Following negotiations in the winter of 1990, China signed an agreement to purchase twenty-four Su-27SK and Su-27UBK (K indicating Kitai, meaning China) fighters. Despite the collapse of the Soviet Union, President Boris Yeltsin continued to honor this arrangement, and the first fighters were delivered on June 27, 1992.
But this was not enough for China. Realizing the dire economic straits Russia faced in the 1990s, they pushed for technology transfer of the Su-27, including the full production line. This, too, was agreed on in 1995. China then began licensed production of the Su-27 as the J-11.
This strategy appears to have paid off in spades for China, as apparently one of the original goals of the Su-27 adoption was to have an advanced “chassis” on which Chinese technology could be adopted and developed. We can see this in spades in the myriad of versions of the J-11 China has put out in recent years. The J-11B features AESA radars, composite components, Chinese glass cockpits and Chinese engines. The J-16D represents a Chinese attempt to make an EW aircraft similar to the EA-18G “Growler.” Unlike India, which opened the MMRCA program to find a multirole fighter aircraft because it deemed its Su-30MKIs as incapable of being true multiroles, the J-11 can employ a wide variety of Chinese ground-attack munitions, including Chinese versions of the American Small Diameter Bomb.
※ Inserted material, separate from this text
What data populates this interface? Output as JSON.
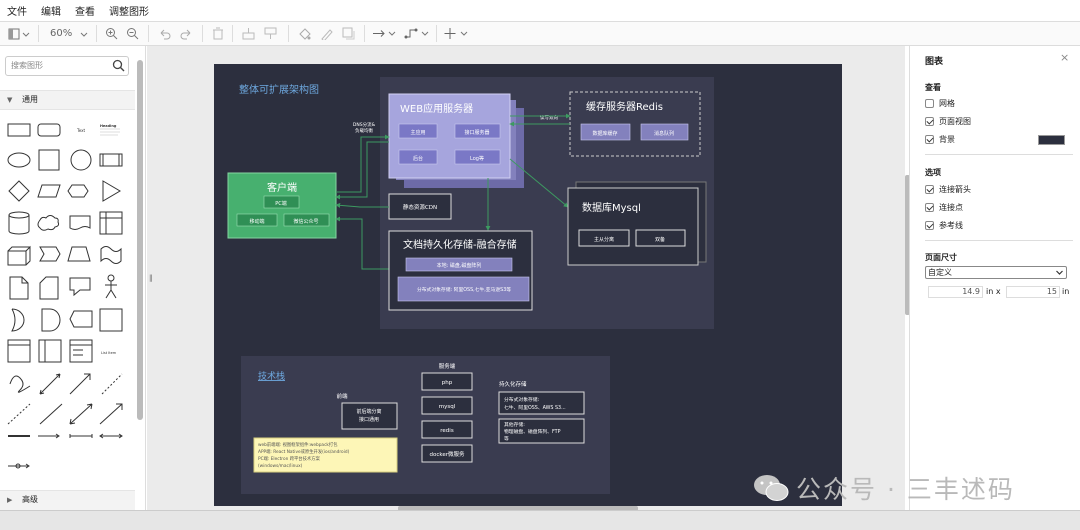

Russian equipment has been steadily replaced, from the oxygen generators to the radar warning receivers.
Despite these advances, China continues to acquire Russian jets, though this is largely in order to acquire technologies in the latest versions of the Flanker, the Su-35. China acquired these aircraft in December 2015. Supposedly, the primary item of interest is the improved engines in these aircraft, following China’s failure to get a license to produce that specific part and its own difficulties in producing clones of the original Su-27SK engines for the J-11. Regardless, the reasons for China’s adoption of the Su-27 stand: Beijing wanted the top-performing fighter with the best technology from which it could learn, and got it.
Charlie Gao studied political and computer science at Grinnell College and is a frequent commentator on defense and national-security issues. (This first appeared two years ago.)